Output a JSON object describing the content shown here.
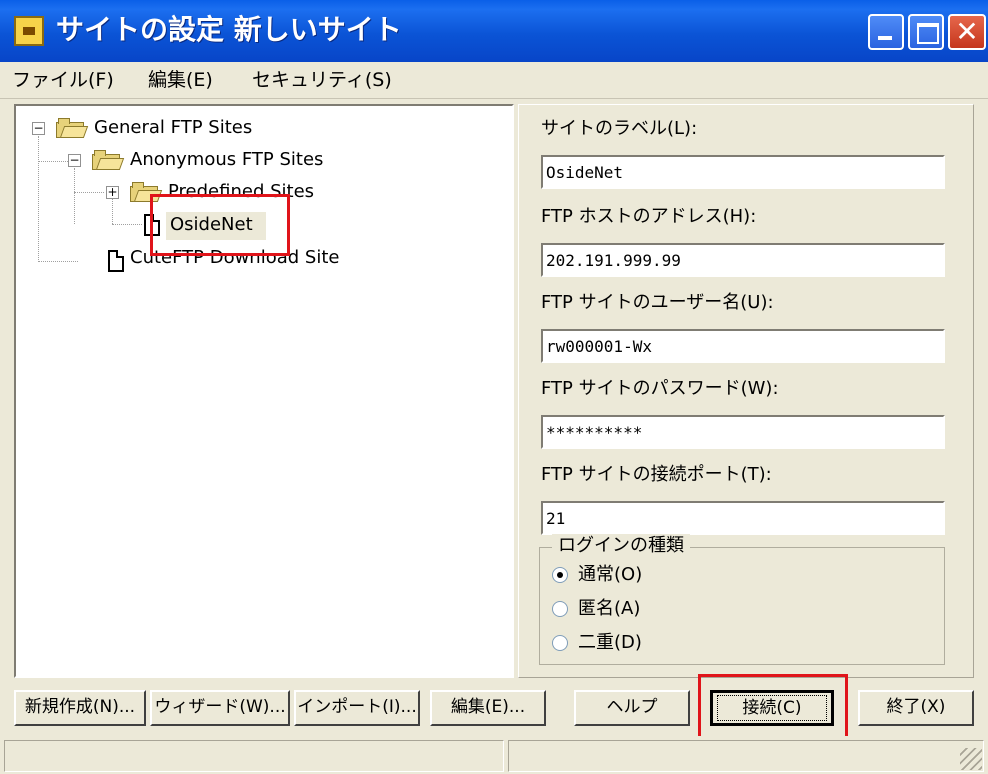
{
  "window": {
    "title": "サイトの設定 新しいサイト",
    "close_glyph": "✕"
  },
  "menu": [
    "ファイル(F)",
    "編集(E)",
    "セキュリティ(S)"
  ],
  "tree": {
    "root": "General FTP Sites",
    "anonymous": "Anonymous FTP Sites",
    "predefined": "Predefined Sites",
    "selected_site": "OsideNet",
    "download_site": "CuteFTP Download Site",
    "expanded_glyph": "−",
    "collapsed_glyph": "+"
  },
  "fields": {
    "label": {
      "label": "サイトのラベル(L):",
      "value": "OsideNet"
    },
    "host": {
      "label": "FTP ホストのアドレス(H):",
      "value": "202.191.999.99"
    },
    "user": {
      "label": "FTP サイトのユーザー名(U):",
      "value": "rw000001-Wx"
    },
    "password": {
      "label": "FTP サイトのパスワード(W):",
      "value": "**********"
    },
    "port": {
      "label": "FTP サイトの接続ポート(T):",
      "value": "21"
    }
  },
  "login_type": {
    "legend": "ログインの種類",
    "options": [
      "通常(O)",
      "匿名(A)",
      "二重(D)"
    ],
    "selected": "通常(O)"
  },
  "buttons": {
    "new": "新規作成(N)...",
    "wizard": "ウィザード(W)...",
    "import": "インポート(I)...",
    "edit": "編集(E)...",
    "help": "ヘルプ",
    "connect": "接続(C)",
    "exit": "終了(X)"
  },
  "colors": {
    "titlebar": "#0b54d6",
    "highlight": "#e0141a",
    "face": "#ece9d8"
  }
}
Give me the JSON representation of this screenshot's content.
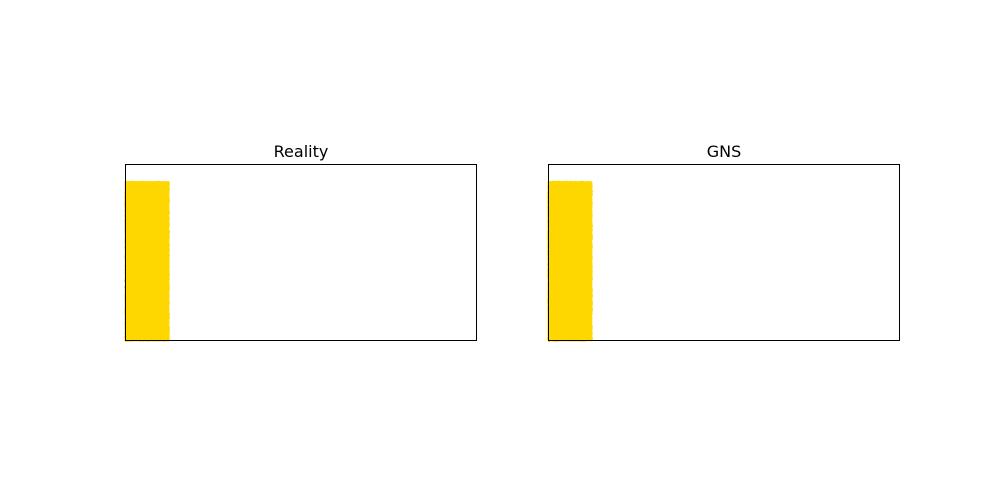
{
  "chart_data": [
    {
      "type": "scatter",
      "title": "Reality",
      "xlim": [
        0,
        1
      ],
      "ylim": [
        0,
        0.5
      ],
      "grid": false,
      "ticks_visible": false,
      "series": [
        {
          "color": "#FFD700",
          "x_range": [
            0.0,
            0.12
          ],
          "y_range": [
            0.0,
            0.45
          ]
        }
      ]
    },
    {
      "type": "scatter",
      "title": "GNS",
      "xlim": [
        0,
        1
      ],
      "ylim": [
        0,
        0.5
      ],
      "grid": false,
      "ticks_visible": false,
      "series": [
        {
          "color": "#FFD700",
          "x_range": [
            0.0,
            0.12
          ],
          "y_range": [
            0.0,
            0.45
          ]
        }
      ]
    }
  ]
}
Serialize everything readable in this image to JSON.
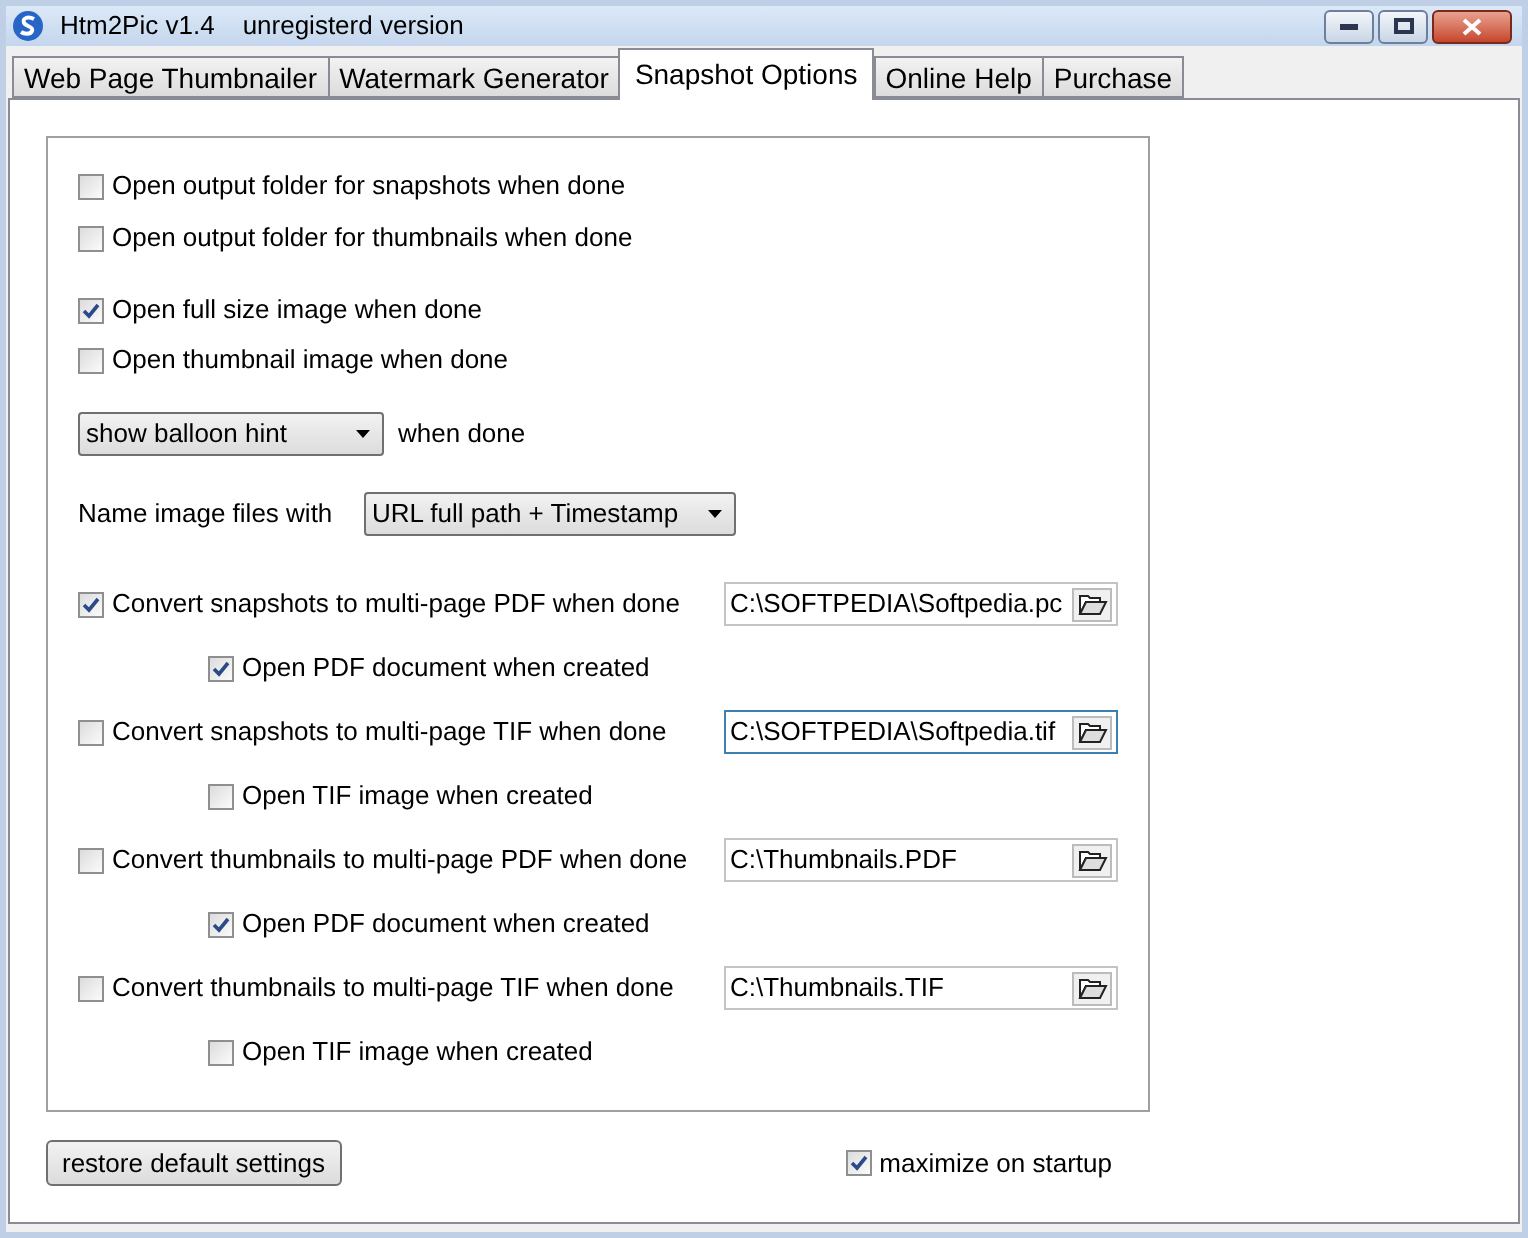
{
  "window": {
    "title": "Htm2Pic v1.4",
    "subtitle": "unregisterd version"
  },
  "tabs": [
    {
      "label": "Web Page Thumbnailer",
      "selected": false
    },
    {
      "label": "Watermark Generator",
      "selected": false
    },
    {
      "label": "Snapshot Options",
      "selected": true
    },
    {
      "label": "Online Help",
      "selected": false
    },
    {
      "label": "Purchase",
      "selected": false
    }
  ],
  "options": [
    {
      "label": "Open output folder for snapshots when done",
      "checked": false
    },
    {
      "label": "Open output folder for thumbnails when done",
      "checked": false
    },
    {
      "label": "Open full size image when done",
      "checked": true
    },
    {
      "label": "Open thumbnail image when done",
      "checked": false
    }
  ],
  "hint": {
    "value": "show balloon hint",
    "suffix": "when done"
  },
  "naming": {
    "label": "Name image files with",
    "value": "URL full path + Timestamp"
  },
  "conversions": [
    {
      "label": "Convert snapshots to multi-page PDF when done",
      "checked": true,
      "path": "C:\\SOFTPEDIA\\Softpedia.pc",
      "focused": false,
      "sub": {
        "label": "Open PDF document when created",
        "checked": true
      }
    },
    {
      "label": "Convert snapshots to multi-page TIF when done",
      "checked": false,
      "path": "C:\\SOFTPEDIA\\Softpedia.tif",
      "focused": true,
      "sub": {
        "label": "Open TIF image when created",
        "checked": false
      }
    },
    {
      "label": "Convert thumbnails to multi-page PDF when done",
      "checked": false,
      "path": "C:\\Thumbnails.PDF",
      "focused": false,
      "sub": {
        "label": "Open PDF document when created",
        "checked": true
      }
    },
    {
      "label": "Convert thumbnails to multi-page TIF when done",
      "checked": false,
      "path": "C:\\Thumbnails.TIF",
      "focused": false,
      "sub": {
        "label": "Open TIF image when created",
        "checked": false
      }
    }
  ],
  "footer": {
    "restore": "restore default settings",
    "maximize": {
      "label": "maximize on startup",
      "checked": true
    }
  }
}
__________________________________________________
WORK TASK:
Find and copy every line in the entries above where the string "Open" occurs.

TASK RESULT:
      "label": "Open output folder for snapshots when done",
      "label": "Open output folder for thumbnails when done",
      "label": "Open full size image when done",
      "label": "Open thumbnail image when done",
        "label": "Open PDF document when created",
        "label": "Open TIF image when created",
        "label": "Open PDF document when created",
        "label": "Open TIF image when created",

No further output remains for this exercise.